- **Task prompt**
Write each entry down again precisely, skipping nothing.

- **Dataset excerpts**

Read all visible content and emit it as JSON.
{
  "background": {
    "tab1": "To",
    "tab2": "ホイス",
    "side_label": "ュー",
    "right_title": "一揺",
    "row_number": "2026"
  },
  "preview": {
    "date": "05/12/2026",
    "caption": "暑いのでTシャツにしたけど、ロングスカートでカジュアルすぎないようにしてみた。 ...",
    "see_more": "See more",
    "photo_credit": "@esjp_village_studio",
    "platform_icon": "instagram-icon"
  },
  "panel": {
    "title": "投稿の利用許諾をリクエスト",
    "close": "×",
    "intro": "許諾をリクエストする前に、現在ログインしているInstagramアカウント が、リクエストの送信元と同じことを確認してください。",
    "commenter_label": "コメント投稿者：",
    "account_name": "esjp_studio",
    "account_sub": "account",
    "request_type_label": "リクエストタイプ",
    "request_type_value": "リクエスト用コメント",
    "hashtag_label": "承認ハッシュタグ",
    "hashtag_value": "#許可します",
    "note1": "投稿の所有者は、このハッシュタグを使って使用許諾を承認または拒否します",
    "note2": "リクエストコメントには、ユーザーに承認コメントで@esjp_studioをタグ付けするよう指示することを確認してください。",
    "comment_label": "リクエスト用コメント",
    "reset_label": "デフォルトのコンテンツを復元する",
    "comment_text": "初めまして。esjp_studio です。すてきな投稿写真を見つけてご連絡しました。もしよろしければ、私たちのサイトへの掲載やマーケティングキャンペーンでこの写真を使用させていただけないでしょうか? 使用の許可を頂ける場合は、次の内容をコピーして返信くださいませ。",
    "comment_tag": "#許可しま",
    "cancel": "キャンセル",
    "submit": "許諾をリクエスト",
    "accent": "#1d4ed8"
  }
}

- **Exercise answer**
Read all visible content and emit it as JSON.
{
  "background": {
    "tab1": "To",
    "tab2": "ホイス",
    "side_label": "ュー",
    "right_title": "一揺",
    "row_number": "2026"
  },
  "preview": {
    "date": "05/12/2026",
    "caption": "暑いのでTシャツにしたけど、ロングスカートでカジュアルすぎないようにしてみた。 ...",
    "see_more": "See more",
    "photo_credit": "@esjp_village_studio",
    "platform_icon": "instagram-icon"
  },
  "panel": {
    "title": "投稿の利用許諾をリクエスト",
    "close": "×",
    "intro": "許諾をリクエストする前に、現在ログインしているInstagramアカウント が、リクエストの送信元と同じことを確認してください。",
    "commenter_label": "コメント投稿者：",
    "account_name": "esjp_studio",
    "account_sub": "account",
    "request_type_label": "リクエストタイプ",
    "request_type_value": "リクエスト用コメント",
    "hashtag_label": "承認ハッシュタグ",
    "hashtag_value": "#許可します",
    "note1": "投稿の所有者は、このハッシュタグを使って使用許諾を承認または拒否します",
    "note2": "リクエストコメントには、ユーザーに承認コメントで@esjp_studioをタグ付けするよう指示することを確認してください。",
    "comment_label": "リクエスト用コメント",
    "reset_label": "デフォルトのコンテンツを復元する",
    "comment_text": "初めまして。esjp_studio です。すてきな投稿写真を見つけてご連絡しました。もしよろしければ、私たちのサイトへの掲載やマーケティングキャンペーンでこの写真を使用させていただけないでしょうか? 使用の許可を頂ける場合は、次の内容をコピーして返信くださいませ。",
    "comment_tag": "#許可しま",
    "cancel": "キャンセル",
    "submit": "許諾をリクエスト",
    "accent": "#1d4ed8"
  }
}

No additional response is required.